— Work to be completed —
Images excepted, the data below must be repeated exactly.

::: Data shown

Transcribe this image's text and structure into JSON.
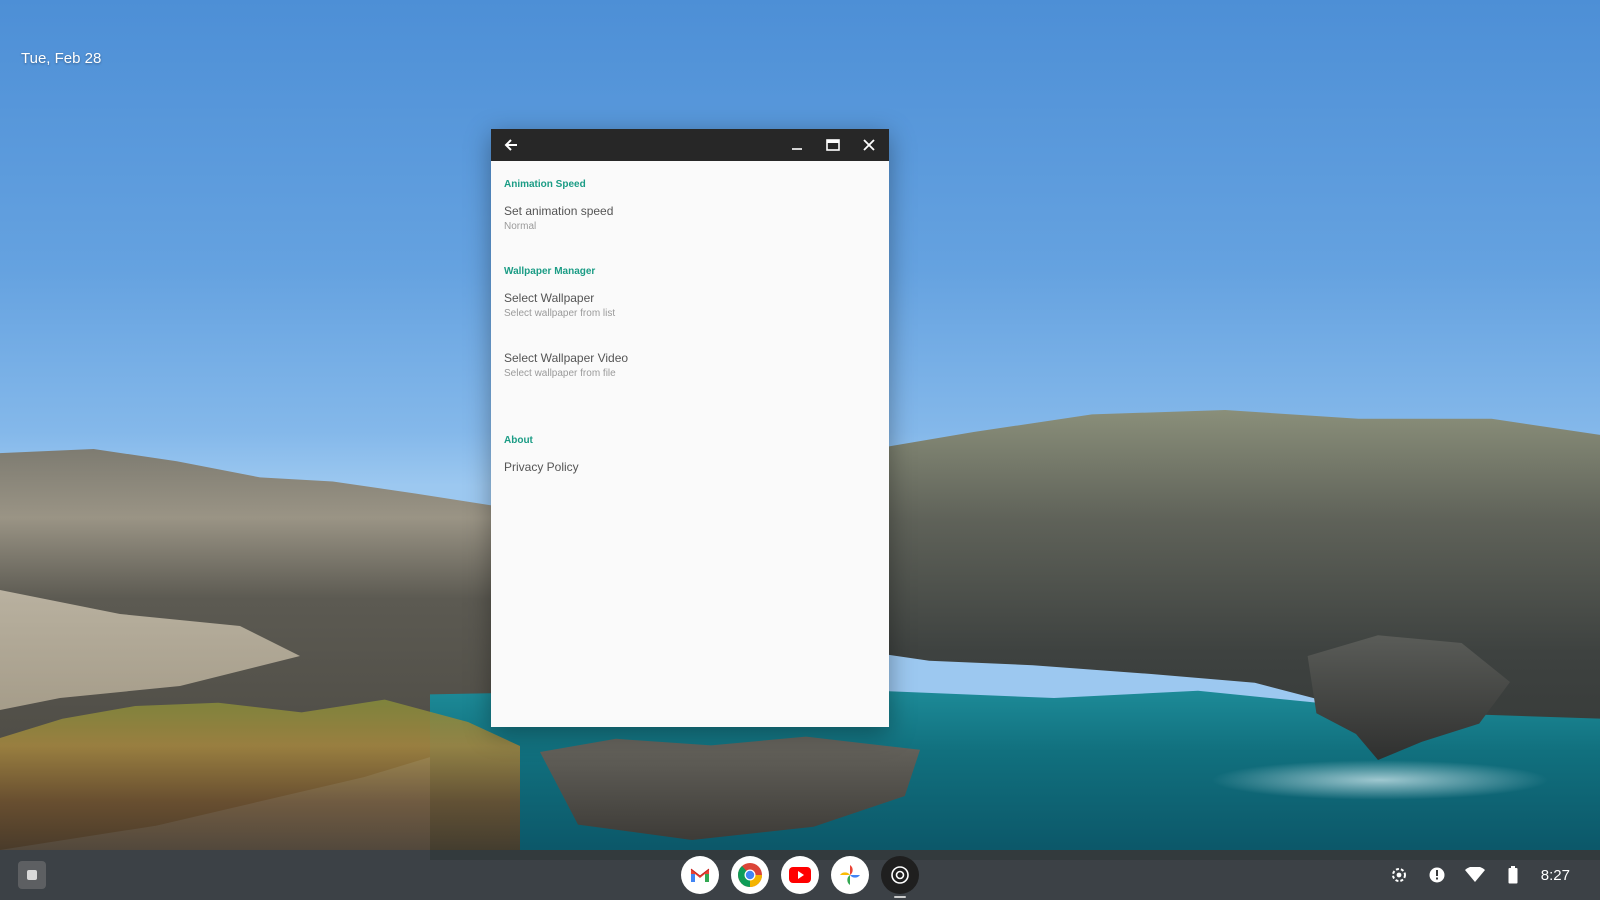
{
  "desktop": {
    "date": "Tue, Feb 28"
  },
  "window": {
    "sections": [
      {
        "header": "Animation Speed",
        "items": [
          {
            "title": "Set animation speed",
            "summary": "Normal"
          }
        ]
      },
      {
        "header": "Wallpaper Manager",
        "items": [
          {
            "title": "Select Wallpaper",
            "summary": "Select wallpaper from list"
          },
          {
            "title": "Select Wallpaper Video",
            "summary": "Select wallpaper from file"
          }
        ]
      },
      {
        "header": "About",
        "items": [
          {
            "title": "Privacy Policy"
          }
        ]
      }
    ],
    "titlebar_icons": [
      "back-arrow-icon",
      "minimize-icon",
      "restore-icon",
      "close-icon"
    ]
  },
  "shelf": {
    "apps": [
      "gmail-icon",
      "chrome-icon",
      "youtube-icon",
      "photos-icon",
      "camera-app-icon"
    ],
    "tray": {
      "time": "8:27",
      "icons": [
        "settings-icon",
        "notification-icon",
        "wifi-icon",
        "battery-icon"
      ]
    }
  },
  "colors": {
    "accent": "#1b9c85",
    "titlebar": "#272727",
    "shelf": "#36383a"
  }
}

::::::

— Solution to the exercise —
Transcribe this image's text and structure into JSON.
{
  "desktop": {
    "date": "Tue, Feb 28"
  },
  "window": {
    "sections": [
      {
        "header": "Animation Speed",
        "items": [
          {
            "title": "Set animation speed",
            "summary": "Normal"
          }
        ]
      },
      {
        "header": "Wallpaper Manager",
        "items": [
          {
            "title": "Select Wallpaper",
            "summary": "Select wallpaper from list"
          },
          {
            "title": "Select Wallpaper Video",
            "summary": "Select wallpaper from file"
          }
        ]
      },
      {
        "header": "About",
        "items": [
          {
            "title": "Privacy Policy"
          }
        ]
      }
    ],
    "titlebar_icons": [
      "back-arrow-icon",
      "minimize-icon",
      "restore-icon",
      "close-icon"
    ]
  },
  "shelf": {
    "apps": [
      "gmail-icon",
      "chrome-icon",
      "youtube-icon",
      "photos-icon",
      "camera-app-icon"
    ],
    "tray": {
      "time": "8:27",
      "icons": [
        "settings-icon",
        "notification-icon",
        "wifi-icon",
        "battery-icon"
      ]
    }
  },
  "colors": {
    "accent": "#1b9c85",
    "titlebar": "#272727",
    "shelf": "#36383a"
  }
}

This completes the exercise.